Problem details: Drop every picture and give the entries back exactly.

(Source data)
=== Begin Enclosure ===

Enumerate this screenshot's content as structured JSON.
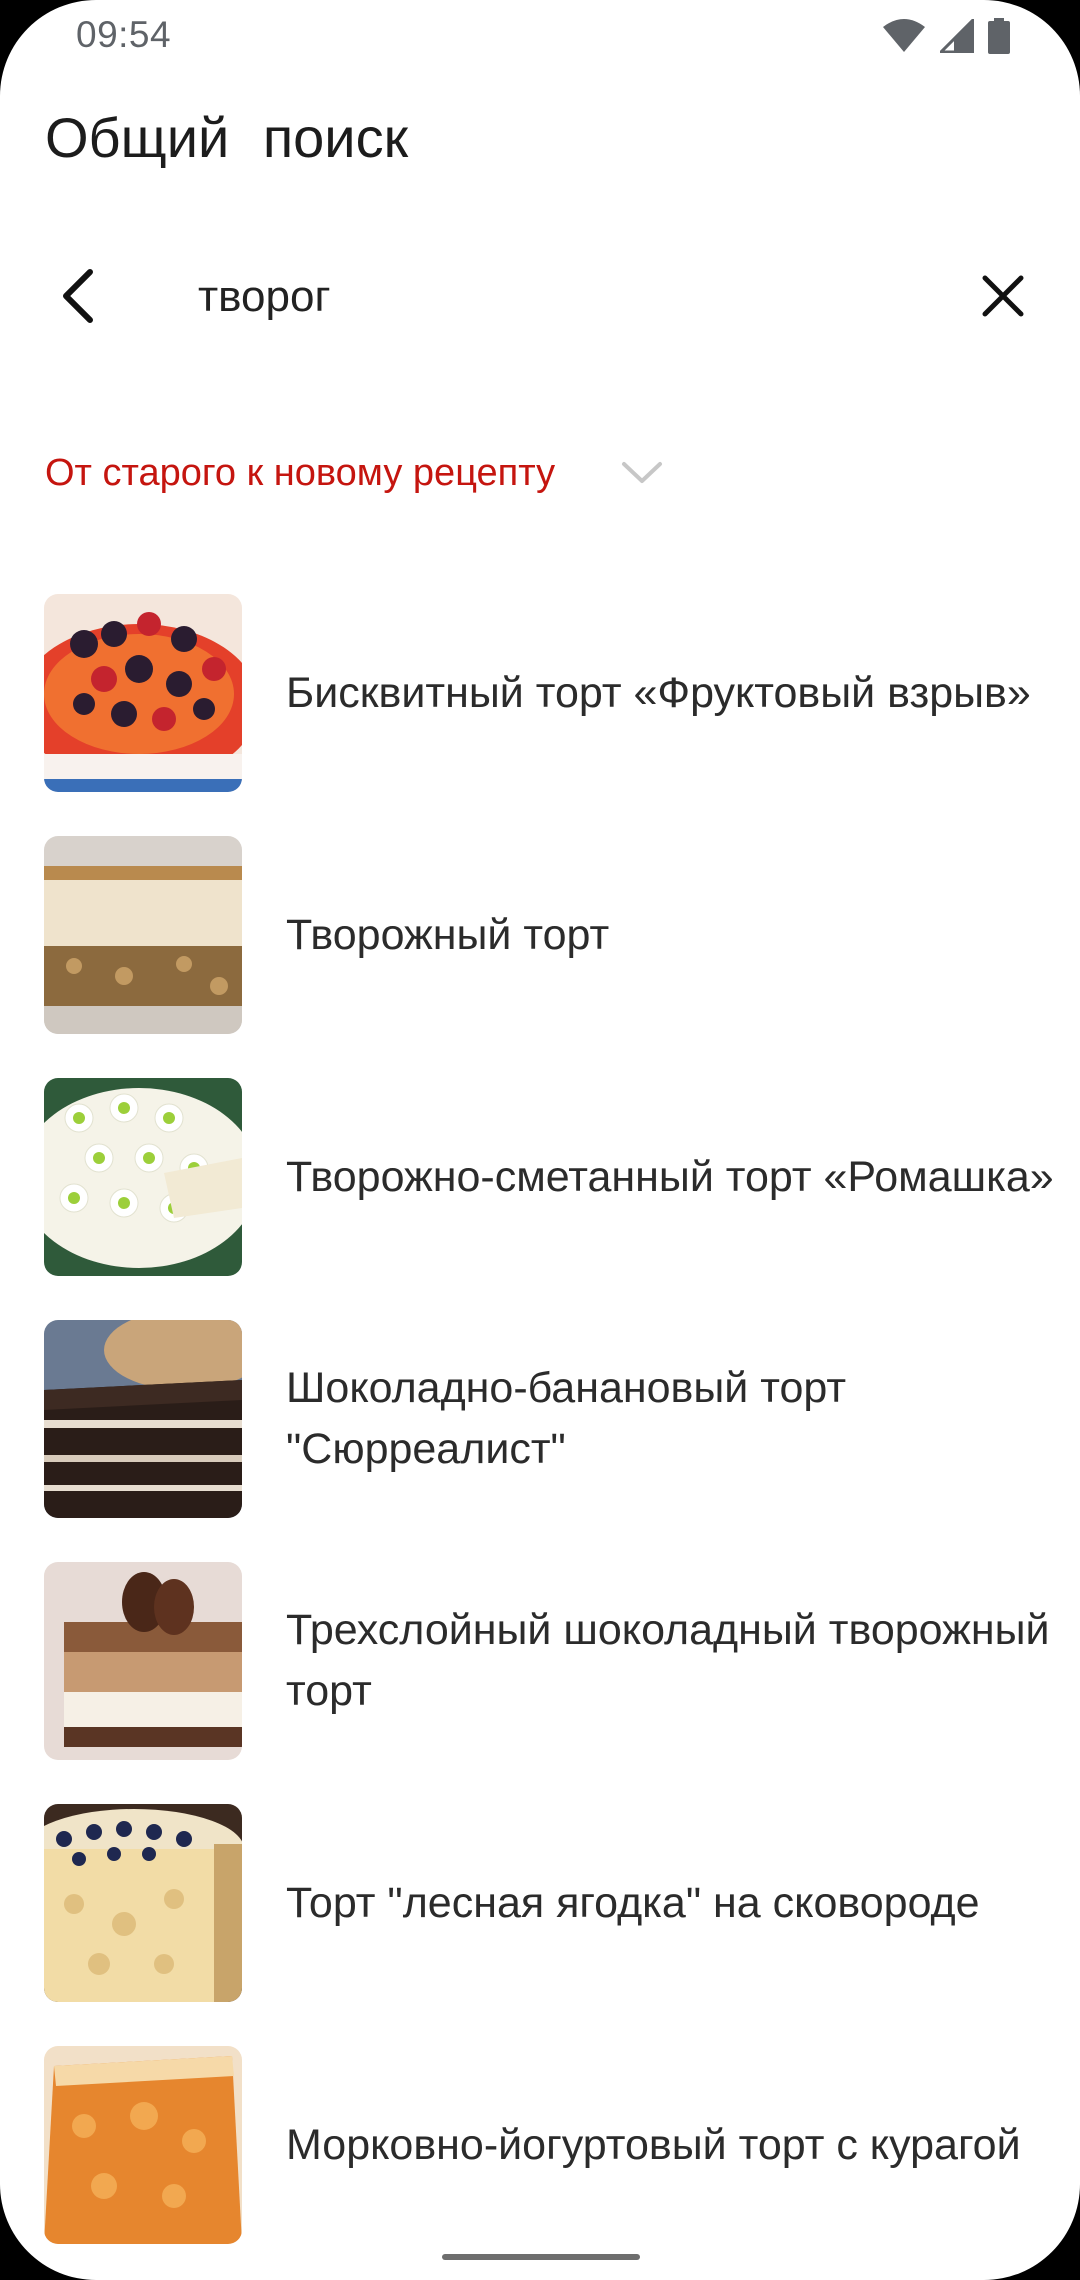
{
  "status_bar": {
    "time": "09:54",
    "icons": [
      "wifi-icon",
      "signal-icon",
      "battery-icon"
    ]
  },
  "header": {
    "title": "Общий поиск"
  },
  "search": {
    "value": "творог",
    "back_icon": "arrow-back-icon",
    "clear_icon": "close-icon"
  },
  "sort": {
    "label": "От старого к новому рецепту",
    "icon": "chevron-down-icon",
    "color": "#c5150f"
  },
  "recipes": [
    {
      "title": "Бисквитный торт «Фруктовый взрыв»"
    },
    {
      "title": "Творожный торт"
    },
    {
      "title": "Творожно-сметанный торт «Ромашка»"
    },
    {
      "title": "Шоколадно-банановый торт \"Сюрреалист\""
    },
    {
      "title": "Трехслойный шоколадный творожный торт"
    },
    {
      "title": "Торт \"лесная ягодка\" на сковороде"
    },
    {
      "title": "Морковно-йогуртовый торт с курагой"
    }
  ]
}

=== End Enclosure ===

Solution for this problem:
Enumerate this screenshot's content as structured JSON.
{
  "status_bar": {
    "time": "09:54",
    "icons": [
      "wifi-icon",
      "signal-icon",
      "battery-icon"
    ]
  },
  "header": {
    "title": "Общий поиск"
  },
  "search": {
    "value": "творог",
    "back_icon": "arrow-back-icon",
    "clear_icon": "close-icon"
  },
  "sort": {
    "label": "От старого к новому рецепту",
    "icon": "chevron-down-icon",
    "color": "#c5150f"
  },
  "recipes": [
    {
      "title": "Бисквитный торт «Фруктовый взрыв»"
    },
    {
      "title": "Творожный торт"
    },
    {
      "title": "Творожно-сметанный торт «Ромашка»"
    },
    {
      "title": "Шоколадно-банановый торт \"Сюрреалист\""
    },
    {
      "title": "Трехслойный шоколадный творожный торт"
    },
    {
      "title": "Торт \"лесная ягодка\" на сковороде"
    },
    {
      "title": "Морковно-йогуртовый торт с курагой"
    }
  ]
}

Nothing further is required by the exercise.